Now the matter has made its way to the Supreme Court in the case known as Gonzalez v. Google.
Covington’s Inside Privacy blog explains the case this way: “In Gonzalez, the estate of Nohemi Gonzalez, a victim of the November 2015 terrorist attacks in Paris, sought to hold Google liable under the Anti-Terrorism Act for recommending videos through its YouTube algorithms that were posted by the terrorist group ISIS.
A court in the Northern District of California found that Section 230(c)(1) protected Google against the claims, and the U.S. Court of Appeals for the Ninth Circuit affirmed.” But the case has been appealed all the way to the highest court in the land.
Algorithms in the dock
Interestingly, the algorithms at the heart of the case are those that platforms like Facebook and YouTube rely on to recommend content and, therefore, generate revenue. Politico says, “the court could rule that platforms would not be allowed to use computer algorithms to recommend content to users….” This kind of ruling could cripple the business model used by almost every social media platform.
The Gonzalez petition essentially acknowledges that Section 230 protects Google against liability for the videos that people post. Instead, it takes aim at the act of recommending content. The case alleges that Google recommended ISIS videos to users and therefore bears responsibility for the violence that those videos incite.
As Politico puts it: “The question before the court is whether Section 230 grants immunity for recommendations made by algorithms pushing certain content for users or if it only applies to editorial changes — like content removal — made by the platforms.”
The case has enormous implications for the whole online universe. As the Washington Post puts it: “Recommendation algorithms underlie almost every interaction people have online, from innocuous song suggestions on Spotify to more nefarious prompts to join groups about conspiracy theories on Facebook.”
Google defends the recommending of content as fundamental to the use of the Internet. The company disputes that recommendations are endorsements. “Recommendation algorithms are what make it possible to find the needles in humanity’s largest haystack,”
The push to extremes
But as well as providing useful signposts to users, the recommendation mechanism also has the potential to be the world’s greatest ‘radicalizer’. New York Times journalist Zeynep Tufekci describes how, after researching Trump rallies on YouTube, the platform “started to recommend and ‘autoplay’ videos for me that featured white supremacist rants, Holocaust denials and other disturbing content.”
The algorithm constantly suggested content that was increasingly more extreme than the videos last viewed: “Videos about vegetarianism led to videos about veganism. Videos about jogging led to videos about running ultramarathons.”
Threading the needle

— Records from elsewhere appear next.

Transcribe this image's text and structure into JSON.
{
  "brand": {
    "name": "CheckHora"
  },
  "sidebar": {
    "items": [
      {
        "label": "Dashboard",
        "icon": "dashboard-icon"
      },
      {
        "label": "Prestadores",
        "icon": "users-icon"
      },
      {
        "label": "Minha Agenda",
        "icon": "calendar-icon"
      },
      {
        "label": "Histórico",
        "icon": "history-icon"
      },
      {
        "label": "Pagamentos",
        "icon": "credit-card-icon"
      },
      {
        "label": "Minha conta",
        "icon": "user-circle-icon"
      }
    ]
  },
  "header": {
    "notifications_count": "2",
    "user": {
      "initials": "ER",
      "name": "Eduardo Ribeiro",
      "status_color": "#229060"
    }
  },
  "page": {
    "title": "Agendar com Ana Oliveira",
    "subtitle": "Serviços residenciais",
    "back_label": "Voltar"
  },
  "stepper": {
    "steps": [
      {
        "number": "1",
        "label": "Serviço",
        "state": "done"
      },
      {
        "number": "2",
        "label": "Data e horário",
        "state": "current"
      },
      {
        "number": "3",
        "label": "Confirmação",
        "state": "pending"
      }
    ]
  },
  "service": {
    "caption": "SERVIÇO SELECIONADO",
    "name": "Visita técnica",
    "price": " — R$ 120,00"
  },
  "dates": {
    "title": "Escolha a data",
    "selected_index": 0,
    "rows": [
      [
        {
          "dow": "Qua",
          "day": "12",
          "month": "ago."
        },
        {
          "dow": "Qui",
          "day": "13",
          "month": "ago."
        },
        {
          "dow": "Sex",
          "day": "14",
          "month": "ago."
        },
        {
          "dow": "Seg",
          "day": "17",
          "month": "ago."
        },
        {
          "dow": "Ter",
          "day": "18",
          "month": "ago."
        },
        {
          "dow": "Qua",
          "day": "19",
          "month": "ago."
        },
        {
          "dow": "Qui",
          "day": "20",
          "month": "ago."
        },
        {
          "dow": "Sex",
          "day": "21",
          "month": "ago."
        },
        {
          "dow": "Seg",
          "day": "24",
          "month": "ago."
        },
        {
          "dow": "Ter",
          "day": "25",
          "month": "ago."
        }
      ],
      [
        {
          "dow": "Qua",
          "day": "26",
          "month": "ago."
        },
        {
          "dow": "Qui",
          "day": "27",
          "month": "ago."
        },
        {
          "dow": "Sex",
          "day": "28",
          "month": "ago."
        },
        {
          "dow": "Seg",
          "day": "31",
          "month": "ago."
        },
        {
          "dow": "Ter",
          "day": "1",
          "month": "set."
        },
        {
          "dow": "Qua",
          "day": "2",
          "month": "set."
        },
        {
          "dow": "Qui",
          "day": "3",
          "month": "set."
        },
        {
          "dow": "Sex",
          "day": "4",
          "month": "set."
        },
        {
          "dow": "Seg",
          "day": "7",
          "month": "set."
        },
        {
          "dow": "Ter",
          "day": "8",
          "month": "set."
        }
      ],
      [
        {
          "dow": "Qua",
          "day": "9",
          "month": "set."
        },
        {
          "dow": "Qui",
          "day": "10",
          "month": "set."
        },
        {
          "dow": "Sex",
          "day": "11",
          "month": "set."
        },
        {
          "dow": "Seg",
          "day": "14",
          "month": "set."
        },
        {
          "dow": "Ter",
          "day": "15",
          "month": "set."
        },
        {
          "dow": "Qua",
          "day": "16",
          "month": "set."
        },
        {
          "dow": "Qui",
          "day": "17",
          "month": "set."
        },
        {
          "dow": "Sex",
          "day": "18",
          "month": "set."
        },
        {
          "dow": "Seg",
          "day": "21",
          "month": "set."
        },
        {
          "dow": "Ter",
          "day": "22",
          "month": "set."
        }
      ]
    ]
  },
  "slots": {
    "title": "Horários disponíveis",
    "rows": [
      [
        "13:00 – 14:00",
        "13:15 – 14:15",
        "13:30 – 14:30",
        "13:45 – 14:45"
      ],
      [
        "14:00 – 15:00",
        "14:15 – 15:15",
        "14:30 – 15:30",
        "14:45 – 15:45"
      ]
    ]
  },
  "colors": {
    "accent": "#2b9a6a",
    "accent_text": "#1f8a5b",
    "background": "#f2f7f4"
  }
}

The matter in front of the Supreme Court is a momentous question with far-reaching implications. Against the social and economic benefits of digital network technologies, developed behind the protection of ‘freedom of speech’ legislation like Section 230, their capacity for causing serious harm has to be acknowledged. Raising accountability without ‘ruining the Internet”, as online news site Vox recently put it, will require exceptional finesse.
Stakeholders are watching the Supreme Court closely.